## References

1. {{#invoke:citation/CS1|citation |CitationClass=citation }}. ("Complete set of logical connectives").
2. {{#invoke:citation/CS1|citation |CitationClass=citation }}. ("[F]unctional completeness of [a] set of logical operators").
3. {{#invoke:citation/CS1|citation |CitationClass=citation }}. (Defines "expressively adequate", shortened to "adequate set of connectives" in a section heading.)
4. {{#invoke:citation/CS1|citation |CitationClass=citation }}
5. {{#invoke:citation/CS1|citation |CitationClass=citation }}
6. {{#invoke:citation/CS1|citation |CitationClass=citation }}
7. The term was originally restricted to binary operations, but since the end of the 20th century it is used more generally. {{#invoke:citation/CS1|citation |CitationClass=citation }}.
8. {{#invoke:citation/CS1|citation |CitationClass=citation }}.
9. Wernick, William (1942) "Complete Sets of Logical Functions," Transactions of the American Mathematical Society 51: 117–32. In his list on the last page of the article, Wernick does not distinguish between ← and →, or between ${\displaystyle \not \leftarrow }$ and ${\displaystyle \not \rightarrow }$.
10. "NAND Gate Operations" at http://hyperphysics.phy-astr.gsu.edu/hbase/electronic/nand.html

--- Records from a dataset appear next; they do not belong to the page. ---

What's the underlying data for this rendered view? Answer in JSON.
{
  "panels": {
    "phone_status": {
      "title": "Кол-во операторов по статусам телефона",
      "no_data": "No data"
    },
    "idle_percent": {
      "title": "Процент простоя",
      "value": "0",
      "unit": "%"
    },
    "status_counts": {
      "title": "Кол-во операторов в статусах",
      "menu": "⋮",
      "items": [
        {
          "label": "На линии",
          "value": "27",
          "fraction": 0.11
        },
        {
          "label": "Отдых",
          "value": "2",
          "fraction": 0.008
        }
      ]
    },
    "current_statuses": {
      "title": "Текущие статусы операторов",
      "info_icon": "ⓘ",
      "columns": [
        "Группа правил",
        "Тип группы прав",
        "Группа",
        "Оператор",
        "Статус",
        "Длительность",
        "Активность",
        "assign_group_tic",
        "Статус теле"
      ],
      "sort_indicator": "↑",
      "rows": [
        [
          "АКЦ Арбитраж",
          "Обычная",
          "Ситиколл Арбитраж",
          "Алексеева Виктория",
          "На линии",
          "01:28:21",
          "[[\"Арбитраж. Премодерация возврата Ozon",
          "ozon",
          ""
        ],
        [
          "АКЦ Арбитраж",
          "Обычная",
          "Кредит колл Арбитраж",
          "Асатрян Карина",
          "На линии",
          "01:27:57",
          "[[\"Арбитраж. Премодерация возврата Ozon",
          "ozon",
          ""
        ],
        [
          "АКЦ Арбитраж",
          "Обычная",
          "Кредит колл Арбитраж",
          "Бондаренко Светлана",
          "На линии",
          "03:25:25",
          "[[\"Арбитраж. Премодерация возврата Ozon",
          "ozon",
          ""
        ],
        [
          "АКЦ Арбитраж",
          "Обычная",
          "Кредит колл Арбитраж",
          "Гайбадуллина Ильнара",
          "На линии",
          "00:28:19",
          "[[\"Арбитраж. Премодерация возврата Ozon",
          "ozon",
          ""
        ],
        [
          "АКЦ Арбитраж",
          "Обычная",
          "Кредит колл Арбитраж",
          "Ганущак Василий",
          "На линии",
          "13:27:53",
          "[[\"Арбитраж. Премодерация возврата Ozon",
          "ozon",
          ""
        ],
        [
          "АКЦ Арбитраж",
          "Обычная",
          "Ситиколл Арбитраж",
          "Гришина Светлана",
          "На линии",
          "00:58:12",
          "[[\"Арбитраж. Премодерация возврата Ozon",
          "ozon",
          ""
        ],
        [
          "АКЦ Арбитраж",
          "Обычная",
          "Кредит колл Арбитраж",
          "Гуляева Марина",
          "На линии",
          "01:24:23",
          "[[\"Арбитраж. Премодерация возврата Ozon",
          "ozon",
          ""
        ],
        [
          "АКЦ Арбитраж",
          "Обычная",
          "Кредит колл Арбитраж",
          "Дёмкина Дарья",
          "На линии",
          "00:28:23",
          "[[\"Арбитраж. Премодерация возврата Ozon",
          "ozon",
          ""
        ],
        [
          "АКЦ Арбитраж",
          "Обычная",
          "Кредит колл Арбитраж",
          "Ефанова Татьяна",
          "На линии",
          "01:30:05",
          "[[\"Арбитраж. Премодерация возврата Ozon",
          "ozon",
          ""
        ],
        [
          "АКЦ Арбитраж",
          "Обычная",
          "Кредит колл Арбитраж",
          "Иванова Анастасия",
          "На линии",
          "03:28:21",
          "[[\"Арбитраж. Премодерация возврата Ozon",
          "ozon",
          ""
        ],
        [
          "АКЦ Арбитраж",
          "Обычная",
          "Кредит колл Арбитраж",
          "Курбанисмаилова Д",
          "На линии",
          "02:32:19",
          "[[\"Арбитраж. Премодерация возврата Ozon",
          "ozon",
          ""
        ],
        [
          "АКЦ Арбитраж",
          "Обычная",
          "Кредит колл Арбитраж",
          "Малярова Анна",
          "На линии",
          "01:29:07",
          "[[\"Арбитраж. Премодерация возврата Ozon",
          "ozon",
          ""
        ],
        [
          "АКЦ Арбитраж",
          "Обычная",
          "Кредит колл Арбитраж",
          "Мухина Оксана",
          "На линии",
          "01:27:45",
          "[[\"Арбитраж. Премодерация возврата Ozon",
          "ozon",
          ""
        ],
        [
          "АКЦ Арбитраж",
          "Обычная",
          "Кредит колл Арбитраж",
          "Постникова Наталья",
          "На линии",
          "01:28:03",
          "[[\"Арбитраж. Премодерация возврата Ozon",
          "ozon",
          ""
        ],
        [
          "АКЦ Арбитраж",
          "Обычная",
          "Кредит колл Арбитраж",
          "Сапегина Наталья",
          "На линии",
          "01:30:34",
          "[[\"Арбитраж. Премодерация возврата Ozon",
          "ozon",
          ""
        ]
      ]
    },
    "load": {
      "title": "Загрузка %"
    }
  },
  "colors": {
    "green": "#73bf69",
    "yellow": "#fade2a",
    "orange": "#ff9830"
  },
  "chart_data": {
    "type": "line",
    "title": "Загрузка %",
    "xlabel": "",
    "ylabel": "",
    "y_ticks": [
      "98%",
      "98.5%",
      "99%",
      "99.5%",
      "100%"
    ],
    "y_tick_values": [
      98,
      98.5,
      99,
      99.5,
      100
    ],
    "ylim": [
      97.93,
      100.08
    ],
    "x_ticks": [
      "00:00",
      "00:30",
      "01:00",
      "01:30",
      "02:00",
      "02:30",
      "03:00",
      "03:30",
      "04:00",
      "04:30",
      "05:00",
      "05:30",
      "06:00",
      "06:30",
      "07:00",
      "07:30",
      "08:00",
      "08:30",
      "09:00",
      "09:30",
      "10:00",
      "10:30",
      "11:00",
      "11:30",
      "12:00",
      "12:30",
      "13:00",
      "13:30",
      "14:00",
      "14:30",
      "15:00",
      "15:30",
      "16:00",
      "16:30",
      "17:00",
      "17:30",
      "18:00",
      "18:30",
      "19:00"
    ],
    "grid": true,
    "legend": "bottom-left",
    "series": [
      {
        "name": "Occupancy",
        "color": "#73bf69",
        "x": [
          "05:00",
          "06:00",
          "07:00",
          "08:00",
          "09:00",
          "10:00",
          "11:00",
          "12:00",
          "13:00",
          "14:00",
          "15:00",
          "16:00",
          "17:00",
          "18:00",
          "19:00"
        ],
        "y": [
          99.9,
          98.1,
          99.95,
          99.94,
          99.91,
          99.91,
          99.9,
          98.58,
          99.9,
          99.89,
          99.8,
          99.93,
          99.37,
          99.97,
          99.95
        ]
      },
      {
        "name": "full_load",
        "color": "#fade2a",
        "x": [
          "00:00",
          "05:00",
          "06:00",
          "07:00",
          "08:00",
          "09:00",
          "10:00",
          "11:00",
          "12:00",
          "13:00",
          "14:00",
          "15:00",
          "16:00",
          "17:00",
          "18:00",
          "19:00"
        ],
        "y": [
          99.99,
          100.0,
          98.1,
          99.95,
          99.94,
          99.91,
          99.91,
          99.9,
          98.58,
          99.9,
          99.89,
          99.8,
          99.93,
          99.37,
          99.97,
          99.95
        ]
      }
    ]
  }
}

11. "NOR Gate Operations" at http://hyperphysics.phy-astr.gsu.edu/hbase/electronic/nor.html